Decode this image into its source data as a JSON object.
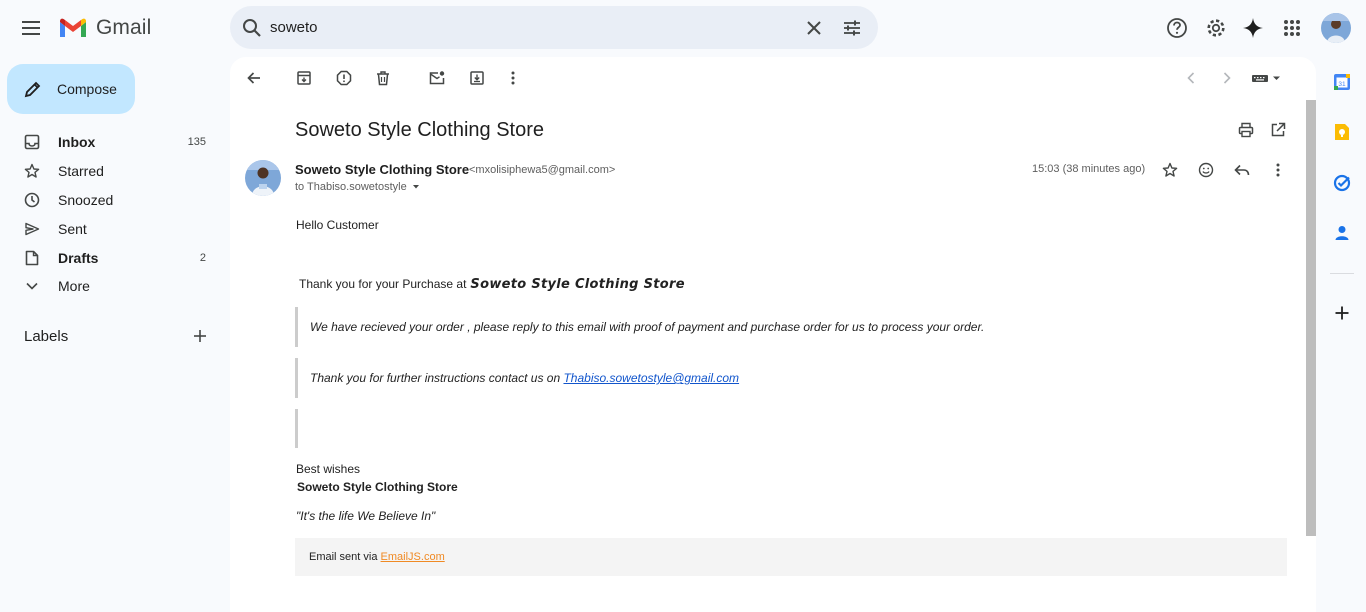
{
  "app": {
    "name": "Gmail"
  },
  "search": {
    "query": "soweto"
  },
  "compose": {
    "label": "Compose"
  },
  "sidebar": {
    "items": [
      {
        "label": "Inbox",
        "count": "135"
      },
      {
        "label": "Starred",
        "count": ""
      },
      {
        "label": "Snoozed",
        "count": ""
      },
      {
        "label": "Sent",
        "count": ""
      },
      {
        "label": "Drafts",
        "count": "2"
      },
      {
        "label": "More",
        "count": ""
      }
    ],
    "labels_header": "Labels"
  },
  "email": {
    "subject": "Soweto Style Clothing Store",
    "sender_name": "Soweto Style Clothing Store",
    "sender_email": "<mxolisiphewa5@gmail.com>",
    "to": "to Thabiso.sowetostyle",
    "time": "15:03 (38 minutes ago)",
    "greeting": "Hello Customer",
    "thanks_prefix": "Thank you for your Purchase at",
    "store_name_styled": "Soweto Style Clothing Store",
    "quote1": "We have recieved your order , please reply to this email with proof of payment and purchase order for us to process your order.",
    "quote2_prefix": "Thank you for further instructions contact us on",
    "quote2_link": "Thabiso.sowetostyle@gmail.com",
    "sign_off": "Best wishes",
    "signature_name": "Soweto Style Clothing Store",
    "slogan": "\"It's the life We Believe In\"",
    "footer_prefix": "Email sent via",
    "footer_link": "EmailJS.com"
  },
  "colors": {
    "compose_bg": "#c2e7ff",
    "search_bg": "#e9eef6",
    "link": "#1155cc",
    "footer_link": "#f08a24"
  }
}
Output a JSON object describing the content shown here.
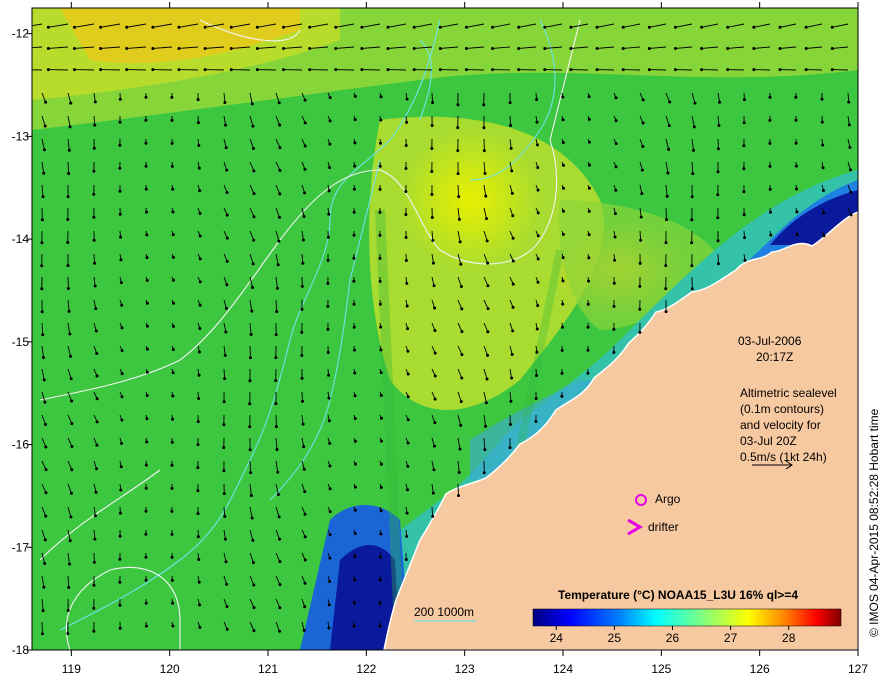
{
  "map": {
    "lon_range": [
      118.6,
      127.0
    ],
    "lat_range": [
      -18.0,
      -11.75
    ],
    "lon_ticks": [
      "119",
      "120",
      "121",
      "122",
      "123",
      "124",
      "125",
      "126",
      "127"
    ],
    "lat_ticks": [
      "-12",
      "-13",
      "-14",
      "-15",
      "-16",
      "-17",
      "-18"
    ],
    "colors": {
      "land": "#f7c9a0",
      "coast": "#ffffff",
      "bathymetry_contour": "#6fe3e8",
      "sealevel_contour": "#f4f4f4",
      "vector": "#000000",
      "marker": "#e600e6"
    }
  },
  "annotations": {
    "date": "03-Jul-2006",
    "time": "20:17Z",
    "altimetry_line1": "Altimetric sealevel",
    "altimetry_line2": "(0.1m contours)",
    "altimetry_line3": "and velocity for",
    "altimetry_line4": "03-Jul 20Z",
    "altimetry_line5": "0.5m/s (1kt 24h)",
    "bathymetry_legend": "200  1000m",
    "argo_label": "Argo",
    "drifter_label": "drifter",
    "credit": "© IMOS 04-Apr-2015 08:52:28 Hobart time"
  },
  "colorbar": {
    "title": "Temperature (°C) NOAA15_L3U 16% ql>=4",
    "ticks": [
      "24",
      "25",
      "26",
      "27",
      "28"
    ],
    "range": [
      23.6,
      28.9
    ],
    "colors": [
      "#00007f",
      "#0000ff",
      "#0080ff",
      "#00ffff",
      "#80ff80",
      "#ffff00",
      "#ff8000",
      "#ff0000",
      "#800000"
    ]
  }
}
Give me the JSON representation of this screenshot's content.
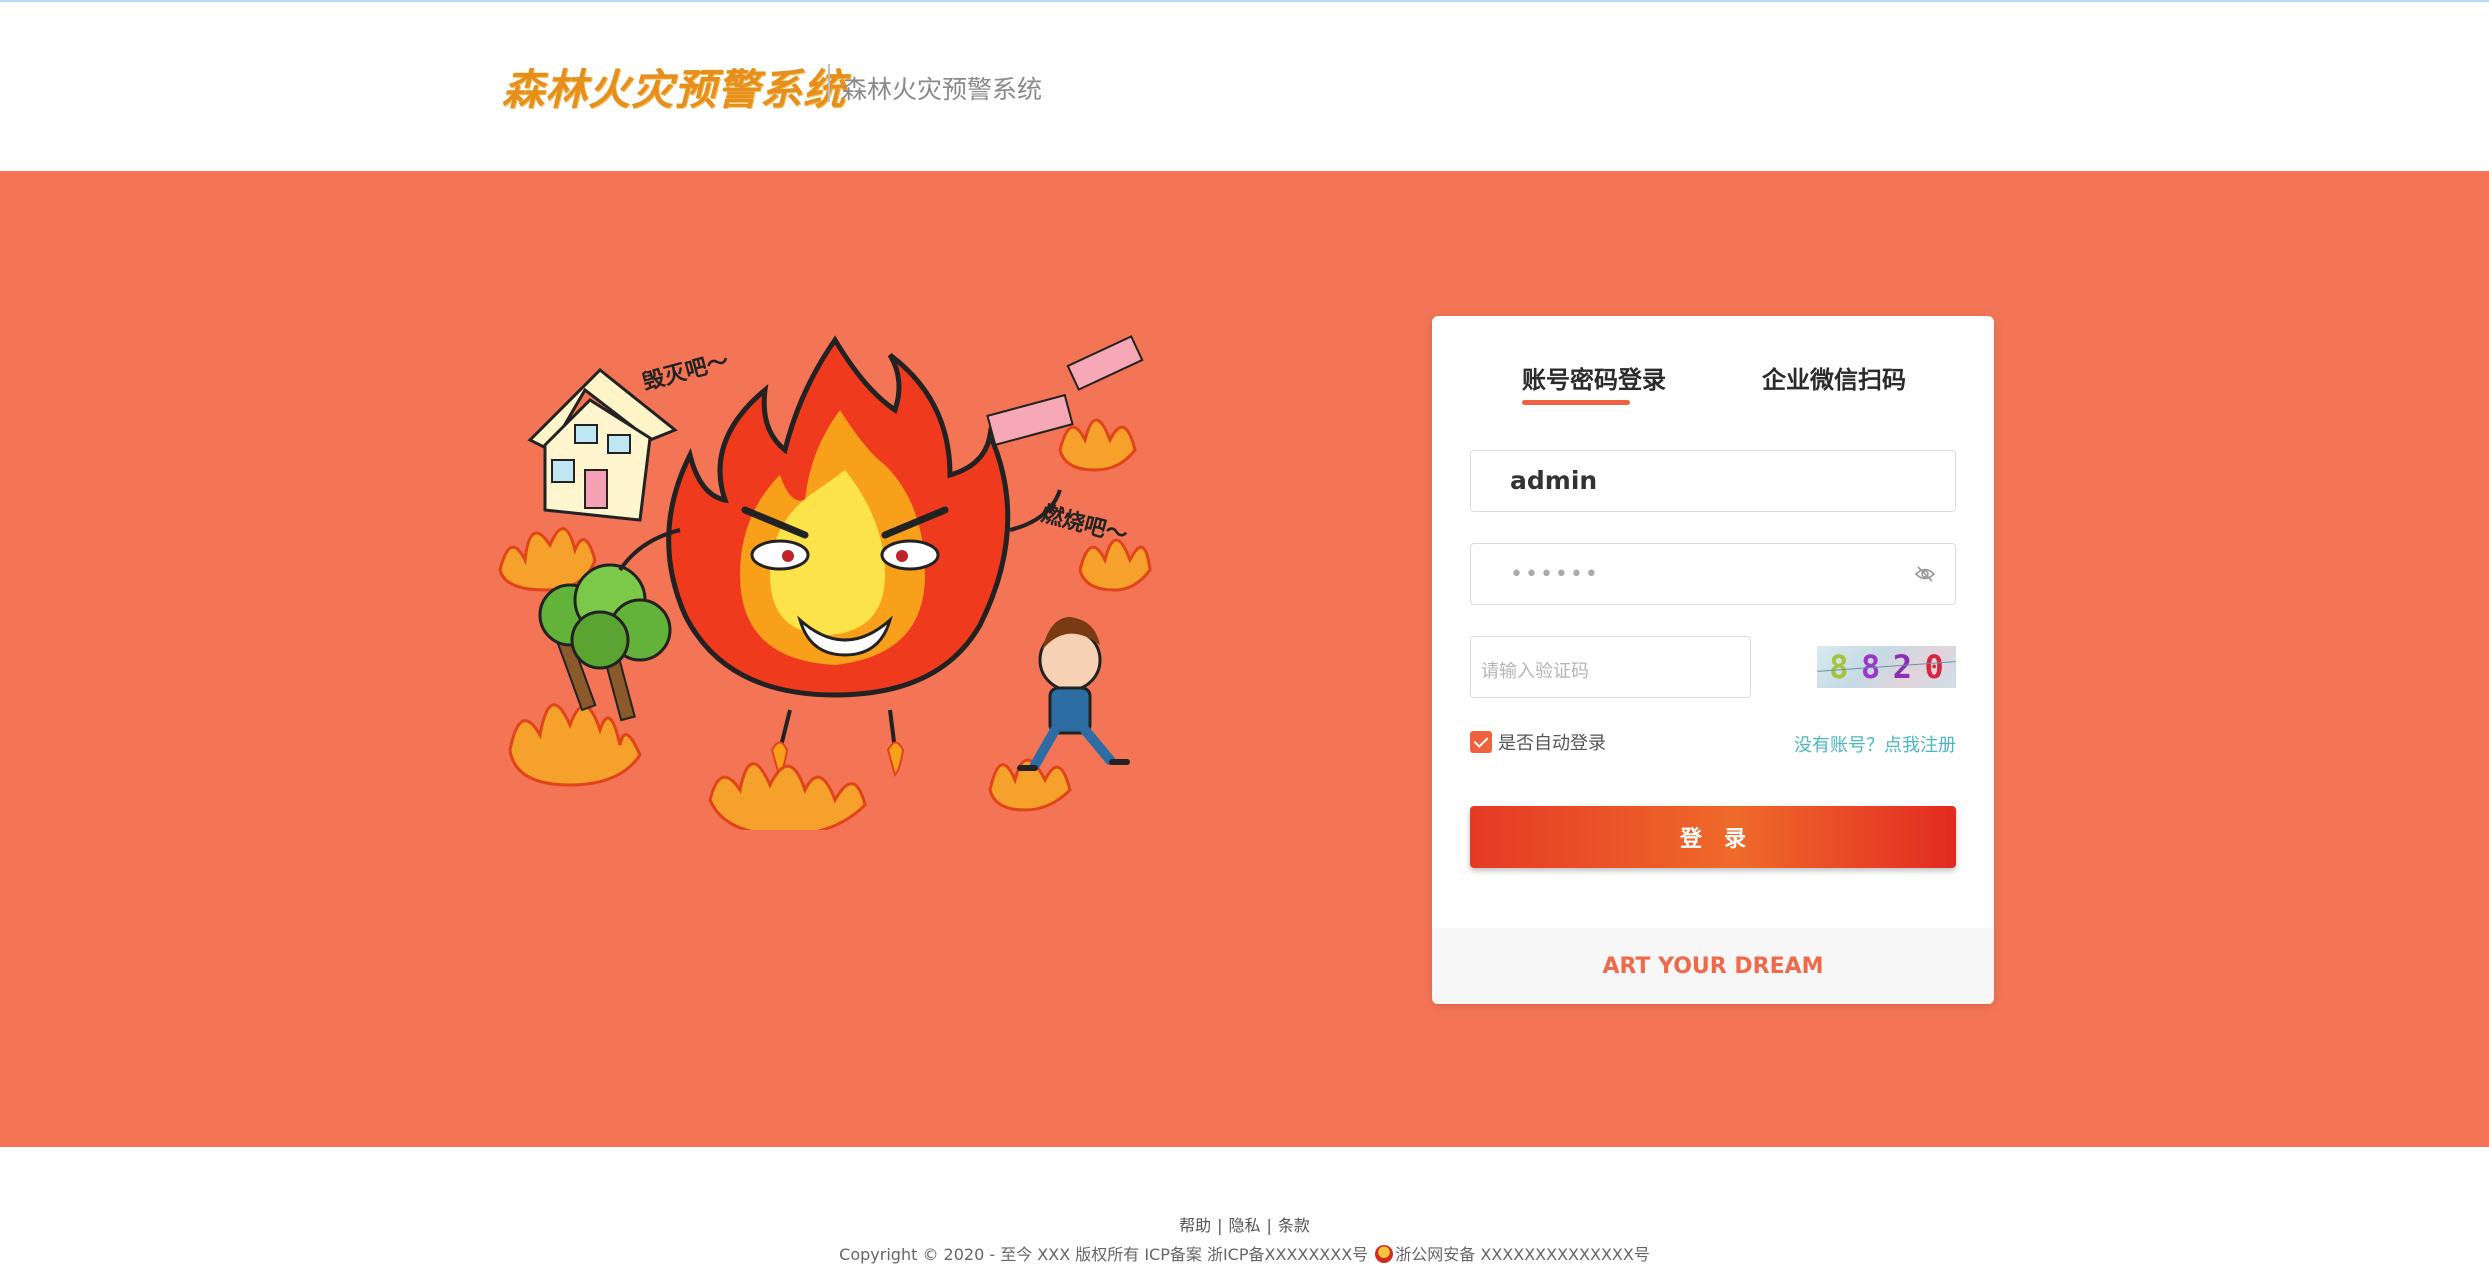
{
  "header": {
    "logo_text": "森林火灾预警系统",
    "subtitle": "森林火灾预警系统"
  },
  "illustration": {
    "caption_top": "毁灭吧～",
    "caption_right": "燃烧吧～"
  },
  "login": {
    "tabs": [
      {
        "label": "账号密码登录",
        "active": true
      },
      {
        "label": "企业微信扫码",
        "active": false
      }
    ],
    "username_value": "admin",
    "password_mask": "••••••",
    "captcha_placeholder": "请输入验证码",
    "captcha_chars": [
      "8",
      "8",
      "2",
      "0"
    ],
    "captcha_colors": [
      "#a5c33b",
      "#9b36c7",
      "#8b2fb6",
      "#d4283f"
    ],
    "remember_label": "是否自动登录",
    "remember_checked": true,
    "register_link": "没有账号？点我注册",
    "submit_label": "登录",
    "footer_slogan": "ART YOUR DREAM"
  },
  "footer": {
    "links": [
      "帮助",
      "隐私",
      "条款"
    ],
    "copyright_prefix": "Copyright © 2020 - 至今 XXX 版权所有 ICP备案 浙ICP备XXXXXXXX号",
    "police_text": "浙公网安备 XXXXXXXXXXXXXX号"
  },
  "colors": {
    "brand": "#f37556",
    "accent": "#f0613f",
    "link": "#4ab7c2"
  }
}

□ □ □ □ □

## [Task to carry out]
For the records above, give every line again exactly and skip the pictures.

## [Exercise response]
Decode this image into its source data as a JSON object.
{
  "app": {
    "name": "Gmail"
  },
  "search": {
    "query": "soweto"
  },
  "compose": {
    "label": "Compose"
  },
  "sidebar": {
    "items": [
      {
        "label": "Inbox",
        "count": "135"
      },
      {
        "label": "Starred",
        "count": ""
      },
      {
        "label": "Snoozed",
        "count": ""
      },
      {
        "label": "Sent",
        "count": ""
      },
      {
        "label": "Drafts",
        "count": "2"
      },
      {
        "label": "More",
        "count": ""
      }
    ],
    "labels_header": "Labels"
  },
  "email": {
    "subject": "Soweto Style Clothing Store",
    "sender_name": "Soweto Style Clothing Store",
    "sender_email": "<mxolisiphewa5@gmail.com>",
    "to": "to Thabiso.sowetostyle",
    "time": "15:03 (38 minutes ago)",
    "greeting": "Hello Customer",
    "thanks_prefix": "Thank you for your Purchase at",
    "store_name_styled": "Soweto Style Clothing Store",
    "quote1": "We have recieved your order , please reply to this email with proof of payment and purchase order for us to process your order.",
    "quote2_prefix": "Thank you for further instructions contact us on",
    "quote2_link": "Thabiso.sowetostyle@gmail.com",
    "sign_off": "Best wishes",
    "signature_name": "Soweto Style Clothing Store",
    "slogan": "\"It's the life We Believe In\"",
    "footer_prefix": "Email sent via",
    "footer_link": "EmailJS.com"
  },
  "colors": {
    "compose_bg": "#c2e7ff",
    "search_bg": "#e9eef6",
    "link": "#1155cc",
    "footer_link": "#f08a24"
  }
}
Output a JSON object describing the content shown here.
{
  "map": {
    "lon_range": [
      118.6,
      127.0
    ],
    "lat_range": [
      -18.0,
      -11.75
    ],
    "lon_ticks": [
      "119",
      "120",
      "121",
      "122",
      "123",
      "124",
      "125",
      "126",
      "127"
    ],
    "lat_ticks": [
      "-12",
      "-13",
      "-14",
      "-15",
      "-16",
      "-17",
      "-18"
    ],
    "colors": {
      "land": "#f7c9a0",
      "coast": "#ffffff",
      "bathymetry_contour": "#6fe3e8",
      "sealevel_contour": "#f4f4f4",
      "vector": "#000000",
      "marker": "#e600e6"
    }
  },
  "annotations": {
    "date": "03-Jul-2006",
    "time": "20:17Z",
    "altimetry_line1": "Altimetric sealevel",
    "altimetry_line2": "(0.1m contours)",
    "altimetry_line3": "and velocity for",
    "altimetry_line4": "03-Jul 20Z",
    "altimetry_line5": "0.5m/s (1kt 24h)",
    "bathymetry_legend": "200  1000m",
    "argo_label": "Argo",
    "drifter_label": "drifter",
    "credit": "© IMOS 04-Apr-2015 08:52:28 Hobart time"
  },
  "colorbar": {
    "title": "Temperature (°C) NOAA15_L3U 16% ql>=4",
    "ticks": [
      "24",
      "25",
      "26",
      "27",
      "28"
    ],
    "range": [
      23.6,
      28.9
    ],
    "colors": [
      "#00007f",
      "#0000ff",
      "#0080ff",
      "#00ffff",
      "#80ff80",
      "#ffff00",
      "#ff8000",
      "#ff0000",
      "#800000"
    ]
  }
}
Give me the JSON representation of this screenshot's content.
{
  "header": {
    "logo_text": "森林火灾预警系统",
    "subtitle": "森林火灾预警系统"
  },
  "illustration": {
    "caption_top": "毁灭吧～",
    "caption_right": "燃烧吧～"
  },
  "login": {
    "tabs": [
      {
        "label": "账号密码登录",
        "active": true
      },
      {
        "label": "企业微信扫码",
        "active": false
      }
    ],
    "username_value": "admin",
    "password_mask": "••••••",
    "captcha_placeholder": "请输入验证码",
    "captcha_chars": [
      "8",
      "8",
      "2",
      "0"
    ],
    "captcha_colors": [
      "#a5c33b",
      "#9b36c7",
      "#8b2fb6",
      "#d4283f"
    ],
    "remember_label": "是否自动登录",
    "remember_checked": true,
    "register_link": "没有账号？点我注册",
    "submit_label": "登录",
    "footer_slogan": "ART YOUR DREAM"
  },
  "footer": {
    "links": [
      "帮助",
      "隐私",
      "条款"
    ],
    "copyright_prefix": "Copyright © 2020 - 至今 XXX 版权所有 ICP备案 浙ICP备XXXXXXXX号",
    "police_text": "浙公网安备 XXXXXXXXXXXXXX号"
  },
  "colors": {
    "brand": "#f37556",
    "accent": "#f0613f",
    "link": "#4ab7c2"
  }
}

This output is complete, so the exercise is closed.